Growing Pains in Latin America: An Economic Growth Framework as Applied to Brazil, Colombia, Costa Rica, Mexico, and Peru
Edited by Liliana Rojas-Suarez
Center for Global Development, 2009, 303 pp.

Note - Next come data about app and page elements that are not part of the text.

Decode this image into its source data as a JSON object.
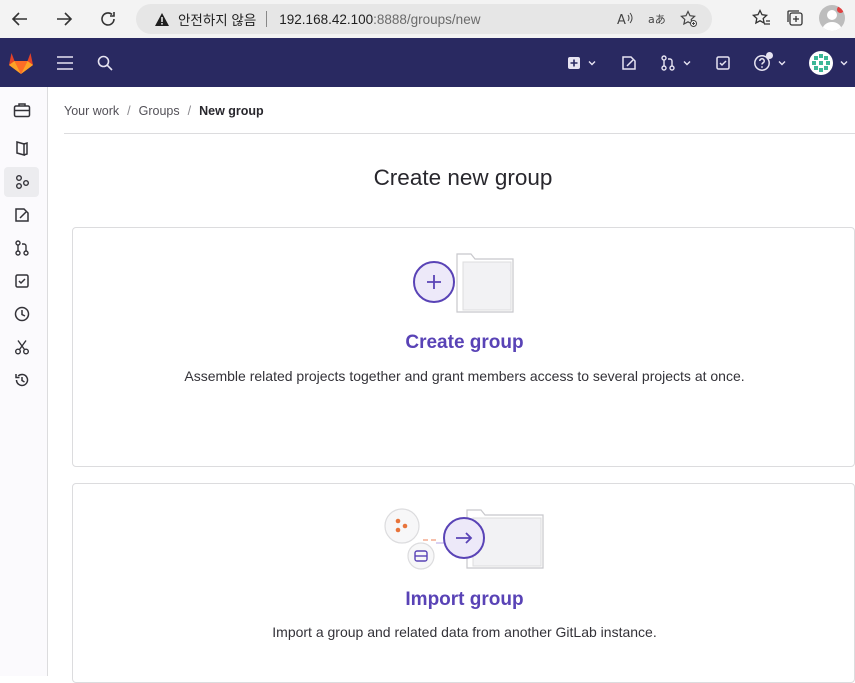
{
  "browser": {
    "security_label": "안전하지 않음",
    "url_host": "192.168.42.100",
    "url_path": ":8888/groups/new"
  },
  "breadcrumb": {
    "items": [
      "Your work",
      "Groups",
      "New group"
    ],
    "separator": "/"
  },
  "page": {
    "title": "Create new group"
  },
  "options": [
    {
      "title": "Create group",
      "description": "Assemble related projects together and grant members access to several projects at once.",
      "icon": "folder-plus-illustration"
    },
    {
      "title": "Import group",
      "description": "Import a group and related data from another GitLab instance.",
      "icon": "folder-import-illustration"
    }
  ],
  "colors": {
    "topbar_bg": "#292961",
    "accent": "#5943b6",
    "tanuki": "#e24329"
  }
}
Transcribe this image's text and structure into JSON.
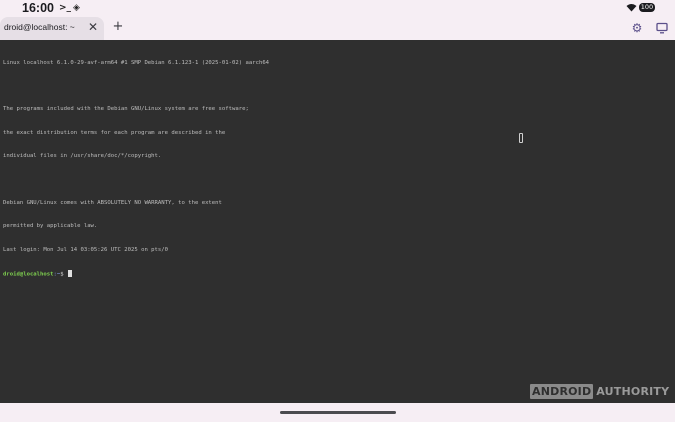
{
  "status_bar": {
    "time": "16:00",
    "icons": [
      "terminal-icon",
      "location-diamond-icon",
      "wifi-icon",
      "battery-icon"
    ],
    "terminal_glyph": ">_",
    "battery_level": "100"
  },
  "tabs": [
    {
      "label": "droid@localhost: ~",
      "active": true
    }
  ],
  "toolbar": {
    "settings_icon": "gear-icon",
    "display_icon": "display-icon"
  },
  "terminal": {
    "lines": [
      "Linux localhost 6.1.0-29-avf-arm64 #1 SMP Debian 6.1.123-1 (2025-01-02) aarch64",
      "",
      "The programs included with the Debian GNU/Linux system are free software;",
      "the exact distribution terms for each program are described in the",
      "individual files in /usr/share/doc/*/copyright.",
      "",
      "Debian GNU/Linux comes with ABSOLUTELY NO WARRANTY, to the extent",
      "permitted by applicable law.",
      "Last login: Mon Jul 14 03:05:26 UTC 2025 on pts/0"
    ],
    "prompt": {
      "user_host": "droid@localhost",
      "path": ":~",
      "sign": "$"
    }
  },
  "watermark": {
    "part1": "ANDROID",
    "part2": "AUTHORITY"
  },
  "colors": {
    "background": "#f6eef4",
    "terminal_bg": "#2f2f2f",
    "terminal_fg": "#bdbdbd",
    "prompt_user": "#7fd14f",
    "accent": "#5b4f8a"
  }
}
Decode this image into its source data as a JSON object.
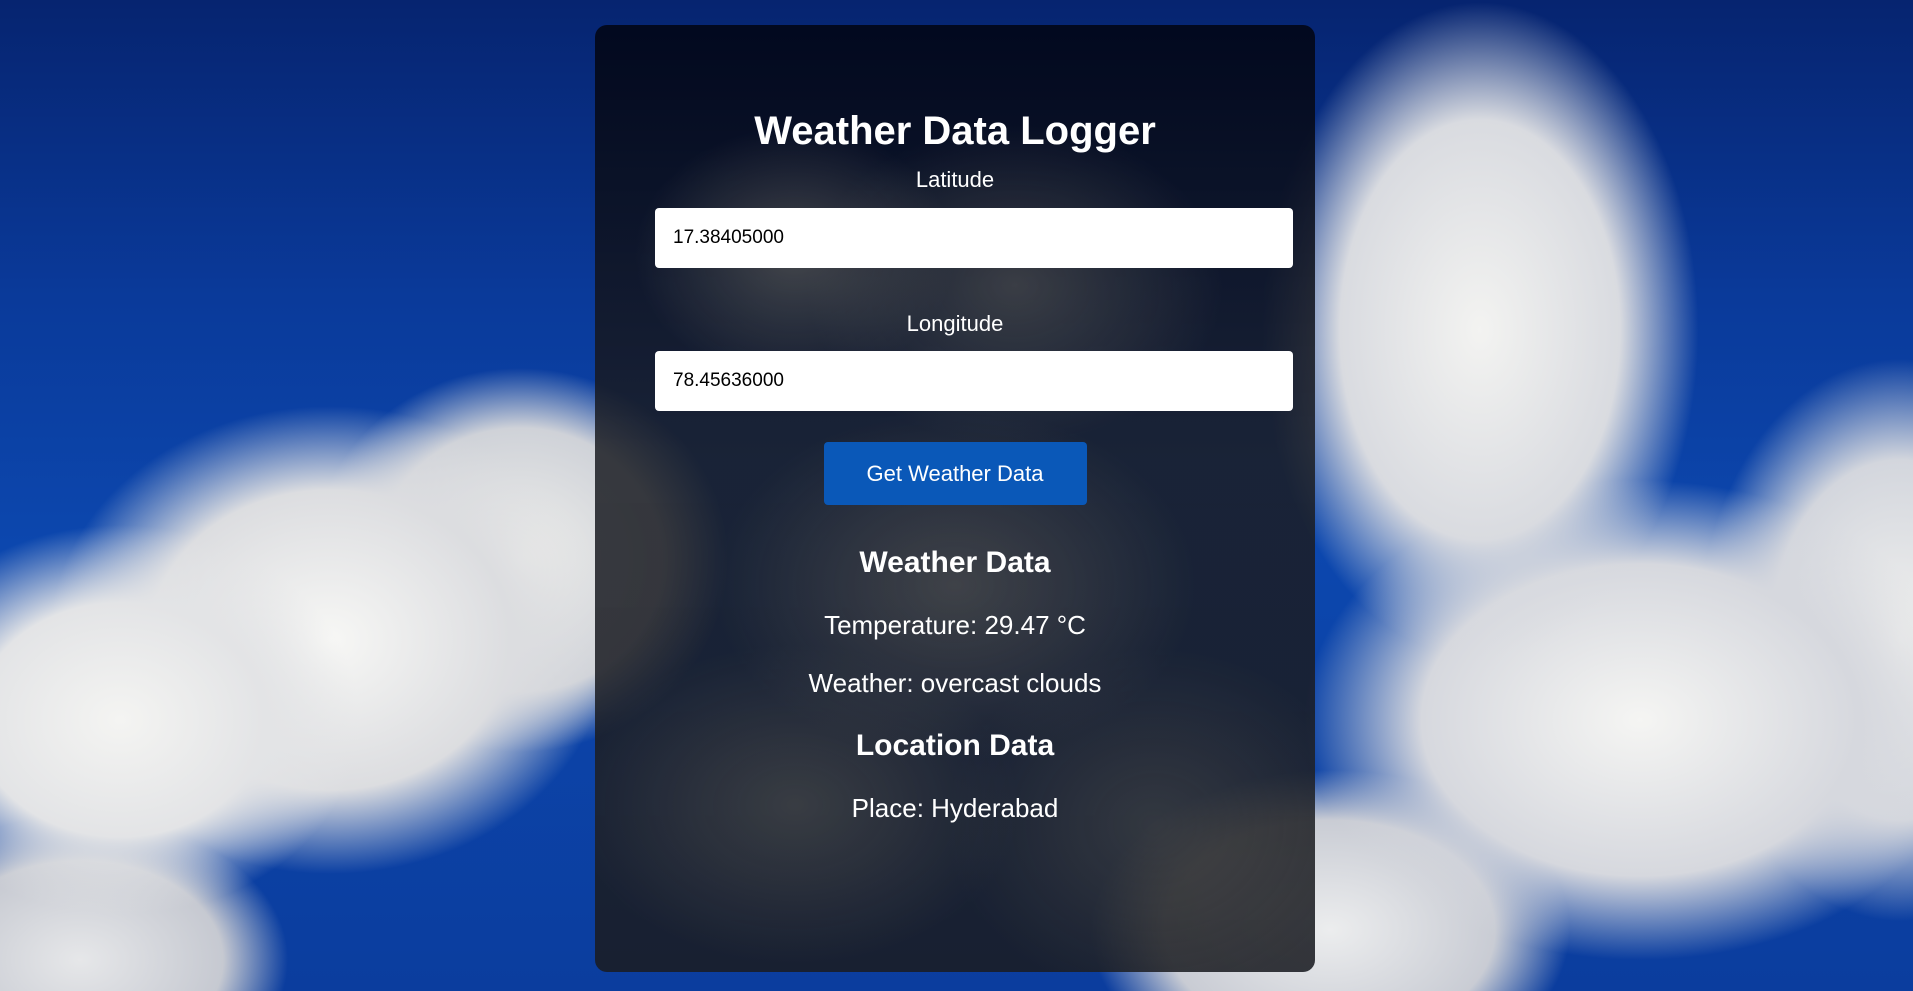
{
  "app": {
    "title": "Weather Data Logger"
  },
  "form": {
    "latitude": {
      "label": "Latitude",
      "value": "17.38405000"
    },
    "longitude": {
      "label": "Longitude",
      "value": "78.45636000"
    },
    "submit_label": "Get Weather Data"
  },
  "weather": {
    "heading": "Weather Data",
    "temperature_text": "Temperature: 29.47 °C",
    "description_text": "Weather: overcast clouds"
  },
  "location": {
    "heading": "Location Data",
    "place_text": "Place: Hyderabad"
  },
  "colors": {
    "button": "#0a58b8",
    "card_background": "#1c1e24",
    "sky": "#0b3d9e",
    "text": "#ffffff"
  }
}
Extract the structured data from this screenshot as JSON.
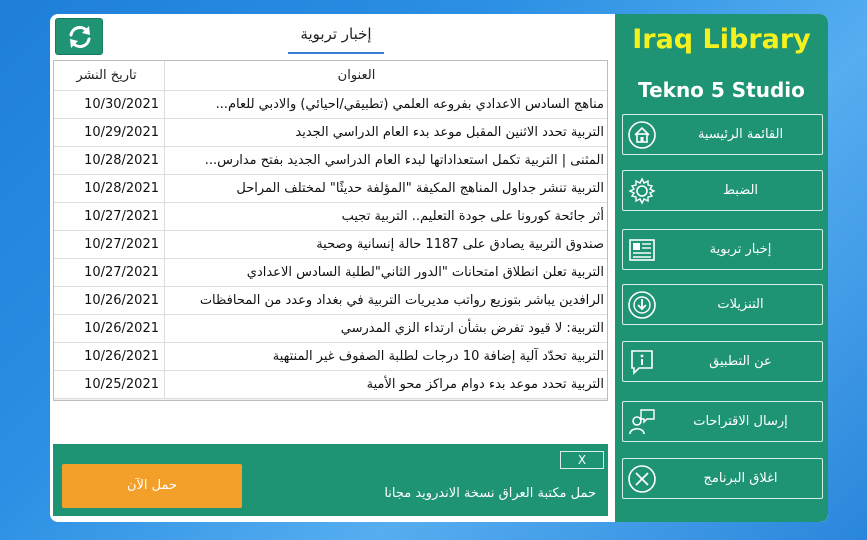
{
  "sidebar": {
    "title": "Iraq Library",
    "subtitle": "Tekno 5 Studio",
    "items": [
      {
        "label": "القائمة الرئيسية",
        "icon": "home-icon"
      },
      {
        "label": "الضبط",
        "icon": "gear-icon"
      },
      {
        "label": "إخبار تربوية",
        "icon": "newspaper-icon"
      },
      {
        "label": "التنزيلات",
        "icon": "download-icon"
      },
      {
        "label": "عن التطبيق",
        "icon": "info-icon"
      },
      {
        "label": "إرسال الاقتراحات",
        "icon": "feedback-icon"
      },
      {
        "label": "اغلاق البرنامج",
        "icon": "close-circle-icon"
      }
    ]
  },
  "main": {
    "refresh_icon": "refresh-icon",
    "tab_title": "إخبار تربوية",
    "table": {
      "columns": {
        "title": "العنوان",
        "date": "تاريخ النشر"
      },
      "rows": [
        {
          "title": "مناهج السادس الاعدادي بفروعه العلمي (تطبيقي/احيائي) والادبي للعام...",
          "date": "10/30/2021"
        },
        {
          "title": "التربية تحدد الاثنين المقبل موعد بدء العام الدراسي الجديد",
          "date": "10/29/2021"
        },
        {
          "title": "المثنى | التربية تكمل استعداداتها لبدء العام الدراسي الجديد بفتح مدارس...",
          "date": "10/28/2021"
        },
        {
          "title": "التربية تنشر جداول المناهج المكيفة \"المؤلفة حديثًا\" لمختلف المراحل",
          "date": "10/28/2021"
        },
        {
          "title": "أثر جائحة كورونا على جودة التعليم.. التربية تجيب",
          "date": "10/27/2021"
        },
        {
          "title": "صندوق التربية يصادق على 1187 حالة إنسانية وصحية",
          "date": "10/27/2021"
        },
        {
          "title": "التربية تعلن انطلاق امتحانات \"الدور الثاني\"لطلبة السادس الاعدادي",
          "date": "10/27/2021"
        },
        {
          "title": "الرافدين يباشر بتوزيع رواتب مديريات التربية في بغداد وعدد من المحافظات",
          "date": "10/26/2021"
        },
        {
          "title": "التربية: لا قيود تفرض بشأن ارتداء الزي المدرسي",
          "date": "10/26/2021"
        },
        {
          "title": "التربية تحدّد آلية إضافة 10 درجات لطلبة الصفوف غير المنتهية",
          "date": "10/26/2021"
        },
        {
          "title": "التربية تحدد موعد بدء دوام مراكز محو الأمية",
          "date": "10/25/2021"
        }
      ]
    }
  },
  "banner": {
    "download_label": "حمل الآن",
    "text": "حمل مكتبة العراق نسخة الاندرويد مجانا",
    "close_label": "X"
  }
}
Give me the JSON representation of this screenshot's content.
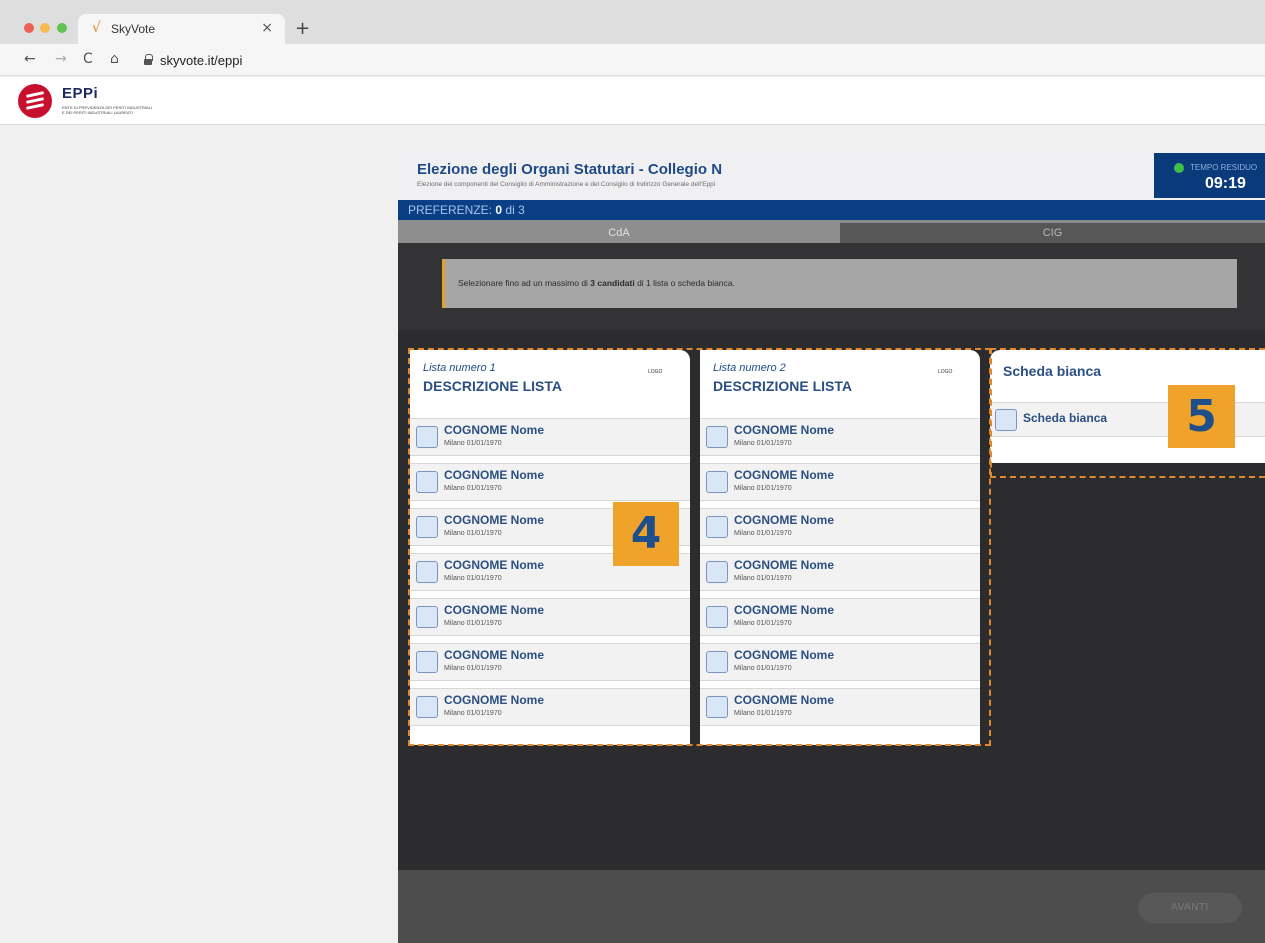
{
  "browser": {
    "tab_title": "SkyVote",
    "tab_favicon": "√",
    "tab_close": "×",
    "new_tab": "+",
    "back": "←",
    "forward": "→",
    "reload": "C",
    "home": "⌂",
    "url": "skyvote.it/eppi"
  },
  "site": {
    "logo_name": "EPPi",
    "logo_sub1": "ENTE DI PREVIDENZA DEI PERITI INDUSTRIALI",
    "logo_sub2": "E DEI PERITI INDUSTRIALI LAUREATI",
    "brand_color": "#c8102e"
  },
  "app": {
    "title": "Elezione degli Organi Statutari - Collegio N",
    "subtitle": "Elezione dei componenti del Consiglio di Amministrazione e del Consiglio di Indirizzo Generale dell'Eppi",
    "timer_label": "TEMPO RESIDUO",
    "timer_value": "09:19",
    "pref_label": "PREFERENZE:",
    "pref_count": "0",
    "pref_total": "di 3",
    "tabs": [
      {
        "label": "CdA",
        "active": true
      },
      {
        "label": "CIG",
        "active": false
      }
    ],
    "instruction": {
      "pre": "Selezionare fino ad un massimo di ",
      "bold": "3 candidati",
      "post": " di 1 lista o scheda bianca."
    },
    "lists": [
      {
        "number": "Lista numero 1",
        "description": "DESCRIZIONE LISTA",
        "logo": "LOGO",
        "candidates": [
          {
            "name": "COGNOME Nome",
            "info": "Milano 01/01/1970"
          },
          {
            "name": "COGNOME Nome",
            "info": "Milano 01/01/1970"
          },
          {
            "name": "COGNOME Nome",
            "info": "Milano 01/01/1970"
          },
          {
            "name": "COGNOME Nome",
            "info": "Milano 01/01/1970"
          },
          {
            "name": "COGNOME Nome",
            "info": "Milano 01/01/1970"
          },
          {
            "name": "COGNOME Nome",
            "info": "Milano 01/01/1970"
          },
          {
            "name": "COGNOME Nome",
            "info": "Milano 01/01/1970"
          }
        ]
      },
      {
        "number": "Lista numero 2",
        "description": "DESCRIZIONE LISTA",
        "logo": "LOGO",
        "candidates": [
          {
            "name": "COGNOME Nome",
            "info": "Milano 01/01/1970"
          },
          {
            "name": "COGNOME Nome",
            "info": "Milano 01/01/1970"
          },
          {
            "name": "COGNOME Nome",
            "info": "Milano 01/01/1970"
          },
          {
            "name": "COGNOME Nome",
            "info": "Milano 01/01/1970"
          },
          {
            "name": "COGNOME Nome",
            "info": "Milano 01/01/1970"
          },
          {
            "name": "COGNOME Nome",
            "info": "Milano 01/01/1970"
          },
          {
            "name": "COGNOME Nome",
            "info": "Milano 01/01/1970"
          }
        ]
      }
    ],
    "scheda_bianca": {
      "title": "Scheda bianca",
      "option": "Scheda bianca"
    },
    "next_button": "AVANTI"
  },
  "annotations": {
    "badge_lists": "4",
    "badge_bianca": "5"
  }
}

Latin America's volatile mix of deepening democracy and chronic inequality is a fertile breeding ground for unscrupulous populists. To build a stout analytic framework for the next generation of market-oriented reforms that will secure and continue past progress, the Center for Global Development has pooled the talents of some of the hemisphere's leading social scientists in this cutting-edge synthesis of "lessons learned." The contributors seek a reasonable middle ground between simplistic one-size-fits-all prescriptions and a circumstance-specific "it all depends" approach, and between a paralyzing laundry list of proposals and a narrowly focused single-constraint diagnosis. The volume singles out five solid foundations for growth: sustained macroeconomic stability, a more equitable sharing of benefits, secure property rights, equal opportunities, and economic and political competition. Sophisticated country chapters explain what must be done to support political constituencies that favor market reform and encourage more rapid, sustainable growth. Tough institutional reforms -- of judiciaries, regulatory bodies, civil-service systems -- feature prominently.